According to surveys, Petach Tikva is the number one destination for young couples purchasing apartments, with a population that is growing at an annual rate of 2.4 percent. As part of a public improvement campaign before the recent municipal elections, the city began two new traffic circles. One is near my home at a dangerous intersection, where drivers routinely threaten pedestrians by making illegal turns.
I’m pleased that traffic will slow, but I suspect the city’s main concern is traffic patterns and not safety. A circle will provide an additional way for cars to cross the main road. My daughter, though, worries that in times of heavy traffic the circle will make it difficult to cross the street, as she won’t know whether a car is headed toward her until the last minute.
Neighbors on a side street sued the city because they feared increased traffic and noise. Traffic violations don’t seem to concern them. They managed to have the work stopped on a technicality.
Then we have the aesthetic issue, as every traffic circle creates a new public space to be filled. Here’s how my friend Victoria describes one notable sculpture: “An astronaut holding a giant eyeball, standing on a pea pod that is growing out of a kettle.”
Last week I photographed a sculpture going up at the other new circle . A worker noticed me with the camera, so I asked him what he thought. He replied with some unpleasant comments about the mayor. Even though I’m not particularly artistic, I realized that an element seemed to be missing. So I asked him about that, too.

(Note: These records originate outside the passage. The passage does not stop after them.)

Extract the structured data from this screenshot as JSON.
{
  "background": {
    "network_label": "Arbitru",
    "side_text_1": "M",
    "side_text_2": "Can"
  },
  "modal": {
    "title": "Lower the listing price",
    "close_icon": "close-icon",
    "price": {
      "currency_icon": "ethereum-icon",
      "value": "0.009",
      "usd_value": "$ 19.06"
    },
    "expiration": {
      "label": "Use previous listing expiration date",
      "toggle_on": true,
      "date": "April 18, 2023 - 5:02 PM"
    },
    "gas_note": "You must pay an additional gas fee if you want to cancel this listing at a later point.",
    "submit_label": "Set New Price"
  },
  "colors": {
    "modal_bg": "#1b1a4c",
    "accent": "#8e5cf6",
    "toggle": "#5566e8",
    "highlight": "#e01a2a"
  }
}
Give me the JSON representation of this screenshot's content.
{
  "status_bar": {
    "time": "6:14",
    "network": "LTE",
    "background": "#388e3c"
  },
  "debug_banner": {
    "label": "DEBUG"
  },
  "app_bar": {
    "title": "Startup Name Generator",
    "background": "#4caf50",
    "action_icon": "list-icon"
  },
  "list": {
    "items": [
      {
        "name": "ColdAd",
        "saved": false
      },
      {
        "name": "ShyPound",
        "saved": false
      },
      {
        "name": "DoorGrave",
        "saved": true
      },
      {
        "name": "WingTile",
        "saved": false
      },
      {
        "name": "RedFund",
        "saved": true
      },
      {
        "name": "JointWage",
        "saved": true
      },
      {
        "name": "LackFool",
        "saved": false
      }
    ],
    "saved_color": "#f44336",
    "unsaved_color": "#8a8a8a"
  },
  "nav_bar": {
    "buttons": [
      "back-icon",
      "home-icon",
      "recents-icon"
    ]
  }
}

According to the worker, a statue of a black cat had been placed on the rock at the base of the dodecagon. When a woman living in an apartment nearby called the city to complain that she didn’t want to see that cat out her window every day, it was removed. Apparently a columnist wrote about it too.
If you look closely you can see the hoopoe, now Israel’s national bird, at the top of the figure. Several traffic circles feature hoopoes in various poses. I wonder whether the cat was supposed to be contemplating the bird for its next meal? The worker suspects that since the mayor has already been reelected, we shouldn’t expect a replacement for the cat.

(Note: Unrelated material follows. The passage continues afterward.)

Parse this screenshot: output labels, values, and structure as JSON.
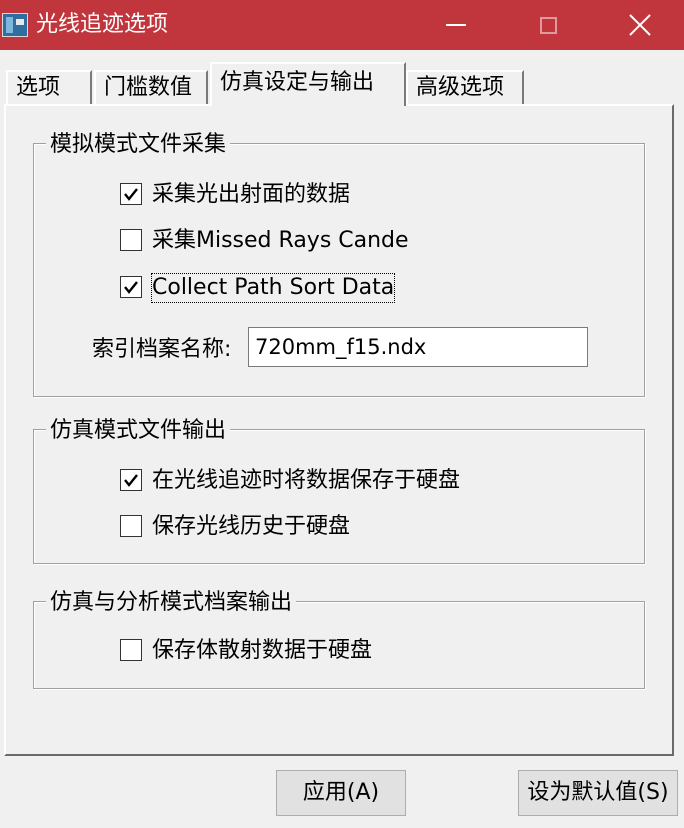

In the meantime work has begun again at my corner, and I am anxious to see what artwork will appear.
Hannah Katsman lives in Petach Tikva and keeps a blog, A Mother in Israel.